-- Data excerpts --
=-=-=-=-=

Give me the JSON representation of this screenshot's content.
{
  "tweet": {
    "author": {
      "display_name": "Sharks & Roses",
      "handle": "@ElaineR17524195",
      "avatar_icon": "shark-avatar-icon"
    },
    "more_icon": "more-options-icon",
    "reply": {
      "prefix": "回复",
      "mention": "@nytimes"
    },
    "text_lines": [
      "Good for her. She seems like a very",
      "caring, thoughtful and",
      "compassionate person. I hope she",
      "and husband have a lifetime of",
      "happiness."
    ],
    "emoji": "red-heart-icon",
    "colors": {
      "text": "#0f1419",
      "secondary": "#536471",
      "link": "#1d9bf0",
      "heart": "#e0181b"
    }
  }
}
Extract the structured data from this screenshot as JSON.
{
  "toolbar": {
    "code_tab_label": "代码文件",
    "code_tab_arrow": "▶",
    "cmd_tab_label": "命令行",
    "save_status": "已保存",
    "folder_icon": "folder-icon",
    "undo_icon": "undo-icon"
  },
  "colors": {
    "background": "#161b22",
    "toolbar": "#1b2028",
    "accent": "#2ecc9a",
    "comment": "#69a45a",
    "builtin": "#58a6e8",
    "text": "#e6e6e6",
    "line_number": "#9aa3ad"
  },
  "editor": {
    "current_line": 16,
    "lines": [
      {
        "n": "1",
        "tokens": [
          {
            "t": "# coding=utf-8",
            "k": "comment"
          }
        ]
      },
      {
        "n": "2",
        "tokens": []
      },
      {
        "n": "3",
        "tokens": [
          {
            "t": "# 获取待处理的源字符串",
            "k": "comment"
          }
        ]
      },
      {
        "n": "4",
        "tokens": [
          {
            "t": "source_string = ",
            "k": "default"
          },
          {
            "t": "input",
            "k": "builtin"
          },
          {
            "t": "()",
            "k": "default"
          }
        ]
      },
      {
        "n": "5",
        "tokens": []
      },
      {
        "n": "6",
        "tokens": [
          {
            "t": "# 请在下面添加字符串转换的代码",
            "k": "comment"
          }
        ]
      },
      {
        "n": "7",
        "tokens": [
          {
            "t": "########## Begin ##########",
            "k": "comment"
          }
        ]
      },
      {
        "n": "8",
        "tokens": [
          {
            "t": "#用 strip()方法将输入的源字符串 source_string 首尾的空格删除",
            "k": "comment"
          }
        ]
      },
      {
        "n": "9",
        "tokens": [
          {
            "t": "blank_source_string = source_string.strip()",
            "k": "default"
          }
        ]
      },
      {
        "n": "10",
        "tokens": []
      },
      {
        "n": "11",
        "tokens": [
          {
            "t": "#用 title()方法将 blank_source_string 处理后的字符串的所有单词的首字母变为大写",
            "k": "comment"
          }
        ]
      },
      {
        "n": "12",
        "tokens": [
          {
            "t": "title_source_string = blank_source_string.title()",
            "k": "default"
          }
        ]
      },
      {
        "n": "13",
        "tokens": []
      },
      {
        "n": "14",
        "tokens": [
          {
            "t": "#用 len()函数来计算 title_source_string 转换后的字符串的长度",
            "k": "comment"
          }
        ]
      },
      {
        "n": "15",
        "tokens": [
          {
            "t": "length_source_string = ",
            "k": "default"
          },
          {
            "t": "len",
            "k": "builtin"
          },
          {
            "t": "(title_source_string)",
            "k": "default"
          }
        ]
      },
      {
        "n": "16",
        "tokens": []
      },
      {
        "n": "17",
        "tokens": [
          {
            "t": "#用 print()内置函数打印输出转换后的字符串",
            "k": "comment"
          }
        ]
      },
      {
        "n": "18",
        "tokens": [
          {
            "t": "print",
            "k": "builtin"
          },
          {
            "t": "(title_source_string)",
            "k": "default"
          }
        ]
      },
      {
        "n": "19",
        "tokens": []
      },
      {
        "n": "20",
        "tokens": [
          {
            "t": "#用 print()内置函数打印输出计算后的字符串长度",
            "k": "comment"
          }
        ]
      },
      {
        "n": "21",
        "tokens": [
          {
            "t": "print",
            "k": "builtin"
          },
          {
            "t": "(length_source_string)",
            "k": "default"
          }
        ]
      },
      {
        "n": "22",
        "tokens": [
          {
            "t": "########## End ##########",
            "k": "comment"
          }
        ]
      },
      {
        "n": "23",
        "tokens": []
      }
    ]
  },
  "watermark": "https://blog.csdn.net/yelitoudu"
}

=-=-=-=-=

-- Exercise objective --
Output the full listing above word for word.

-- Answer below --
Give me the JSON representation of this screenshot's content.
{
  "tweet": {
    "author": {
      "display_name": "Sharks & Roses",
      "handle": "@ElaineR17524195",
      "avatar_icon": "shark-avatar-icon"
    },
    "more_icon": "more-options-icon",
    "reply": {
      "prefix": "回复",
      "mention": "@nytimes"
    },
    "text_lines": [
      "Good for her. She seems like a very",
      "caring, thoughtful and",
      "compassionate person. I hope she",
      "and husband have a lifetime of",
      "happiness."
    ],
    "emoji": "red-heart-icon",
    "colors": {
      "text": "#0f1419",
      "secondary": "#536471",
      "link": "#1d9bf0",
      "heart": "#e0181b"
    }
  }
}
Extract the structured data from this screenshot as JSON.
{
  "toolbar": {
    "code_tab_label": "代码文件",
    "code_tab_arrow": "▶",
    "cmd_tab_label": "命令行",
    "save_status": "已保存",
    "folder_icon": "folder-icon",
    "undo_icon": "undo-icon"
  },
  "colors": {
    "background": "#161b22",
    "toolbar": "#1b2028",
    "accent": "#2ecc9a",
    "comment": "#69a45a",
    "builtin": "#58a6e8",
    "text": "#e6e6e6",
    "line_number": "#9aa3ad"
  },
  "editor": {
    "current_line": 16,
    "lines": [
      {
        "n": "1",
        "tokens": [
          {
            "t": "# coding=utf-8",
            "k": "comment"
          }
        ]
      },
      {
        "n": "2",
        "tokens": []
      },
      {
        "n": "3",
        "tokens": [
          {
            "t": "# 获取待处理的源字符串",
            "k": "comment"
          }
        ]
      },
      {
        "n": "4",
        "tokens": [
          {
            "t": "source_string = ",
            "k": "default"
          },
          {
            "t": "input",
            "k": "builtin"
          },
          {
            "t": "()",
            "k": "default"
          }
        ]
      },
      {
        "n": "5",
        "tokens": []
      },
      {
        "n": "6",
        "tokens": [
          {
            "t": "# 请在下面添加字符串转换的代码",
            "k": "comment"
          }
        ]
      },
      {
        "n": "7",
        "tokens": [
          {
            "t": "########## Begin ##########",
            "k": "comment"
          }
        ]
      },
      {
        "n": "8",
        "tokens": [
          {
            "t": "#用 strip()方法将输入的源字符串 source_string 首尾的空格删除",
            "k": "comment"
          }
        ]
      },
      {
        "n": "9",
        "tokens": [
          {
            "t": "blank_source_string = source_string.strip()",
            "k": "default"
          }
        ]
      },
      {
        "n": "10",
        "tokens": []
      },
      {
        "n": "11",
        "tokens": [
          {
            "t": "#用 title()方法将 blank_source_string 处理后的字符串的所有单词的首字母变为大写",
            "k": "comment"
          }
        ]
      },
      {
        "n": "12",
        "tokens": [
          {
            "t": "title_source_string = blank_source_string.title()",
            "k": "default"
          }
        ]
      },
      {
        "n": "13",
        "tokens": []
      },
      {
        "n": "14",
        "tokens": [
          {
            "t": "#用 len()函数来计算 title_source_string 转换后的字符串的长度",
            "k": "comment"
          }
        ]
      },
      {
        "n": "15",
        "tokens": [
          {
            "t": "length_source_string = ",
            "k": "default"
          },
          {
            "t": "len",
            "k": "builtin"
          },
          {
            "t": "(title_source_string)",
            "k": "default"
          }
        ]
      },
      {
        "n": "16",
        "tokens": []
      },
      {
        "n": "17",
        "tokens": [
          {
            "t": "#用 print()内置函数打印输出转换后的字符串",
            "k": "comment"
          }
        ]
      },
      {
        "n": "18",
        "tokens": [
          {
            "t": "print",
            "k": "builtin"
          },
          {
            "t": "(title_source_string)",
            "k": "default"
          }
        ]
      },
      {
        "n": "19",
        "tokens": []
      },
      {
        "n": "20",
        "tokens": [
          {
            "t": "#用 print()内置函数打印输出计算后的字符串长度",
            "k": "comment"
          }
        ]
      },
      {
        "n": "21",
        "tokens": [
          {
            "t": "print",
            "k": "builtin"
          },
          {
            "t": "(length_source_string)",
            "k": "default"
          }
        ]
      },
      {
        "n": "22",
        "tokens": [
          {
            "t": "########## End ##########",
            "k": "comment"
          }
        ]
      },
      {
        "n": "23",
        "tokens": []
      }
    ]
  },
  "watermark": "https://blog.csdn.net/yelitoudu"
}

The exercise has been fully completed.